The Sega Genesis, known as the Mega Drive outside North America, is a 16-bit fourth generation home video game console developed and sold by Sega. The Genesis is Sega's third console and the successor to the Master System. Sega released it as the Mega Drive in Japan in 1988, and later as the Genesis in North America in 1989. In 1990, it was distributed as the Mega Drive by Virgin Mastertronic in Europe, Ozisoft in Australasia, and Tec Toy in Brazil. In South Korea, it was distributed by Samsung as the Super Gam*Boy and later the Super Aladdin Boy.
The Recreational Software Advisory Council (RSAC) was an independent, non-profit organization founded in the U.S. in 1994 by the Software Publishers Association as well as six other industry leaders in response to video game controversy and threats of government regulation.
Don James is an American video game executive and currently serves as the executive vice president of operations for Nintendo of America.
Mortal Kombat is an arcade fighting game developed and published by Midway in 1992 as the first title in the Mortal Kombat series.

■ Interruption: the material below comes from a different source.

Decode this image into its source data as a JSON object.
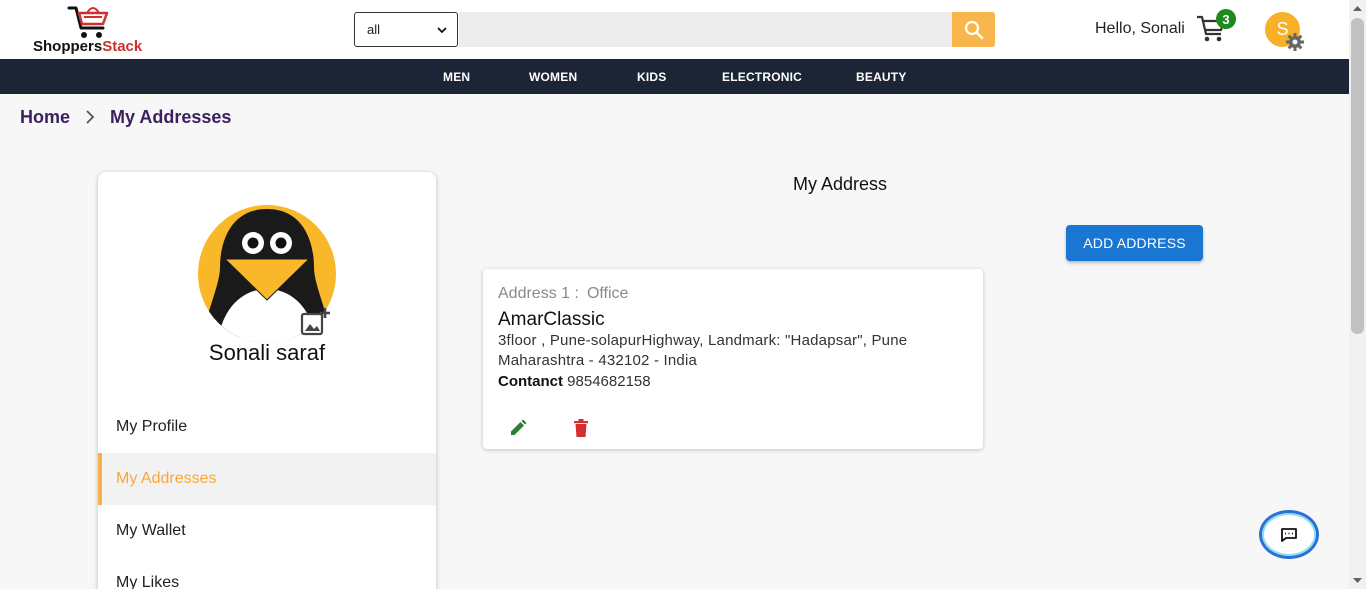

It was subsequently released by Acclaim Entertainment for nearly every home platform of the time. The game focuses on several characters of various intentions who enter a martial arts tournament with worldly consequences. It introduced many key aspects of the Mortal Kombat series, including the unique five-button control scheme and gory finishing moves called Fatalities.
Video gaming in the United States is one of the fastest-growing entertainment industries in the country. According to a 2010 study released by the Entertainment Software Association, the computer and the video game industry added $4.9 billion to the economy of the United States. There are some estimates that by 2015 the worldwide gaming industry will possibly reach $70.1 billion.
The Mortal Kombat series of fighting games, created by Ed Boon and John Tobias, has been the subject of various controversies since its creation in the 1990s. In particular, Mortal Kombat has often been criticised from a broad spectrum of politicians and other critics for its unrestrained use of graphic and bloody violence. The violent nature of the series, one of the earliest of its kind, has led to the creation and continued presence of the Entertainment Software Rating Board and other ratings boards for video games. Various Mortal Kombat games have been censored or banned in several countries, and the franchise was the subject of several court cases.
On December 7, 1993, and March 5, 1994, members of the combined United States Senate Committees on Governmental Affairs and the Judiciary held congressional hearings with several spokespersons for companies in the video game industry including Nintendo and Sega, involving violence in video games and the perceived impacts on children. The hearing was a result of concerns raised by members of the public on the 1993 releases of Night Trap and Mortal Kombat for home consoles. Besides general concerns related to violence in video games, the situation had been inflamed by a moral panic over gun violence, as well as the state of the industry and an intense rivalry between Sega and Nintendo.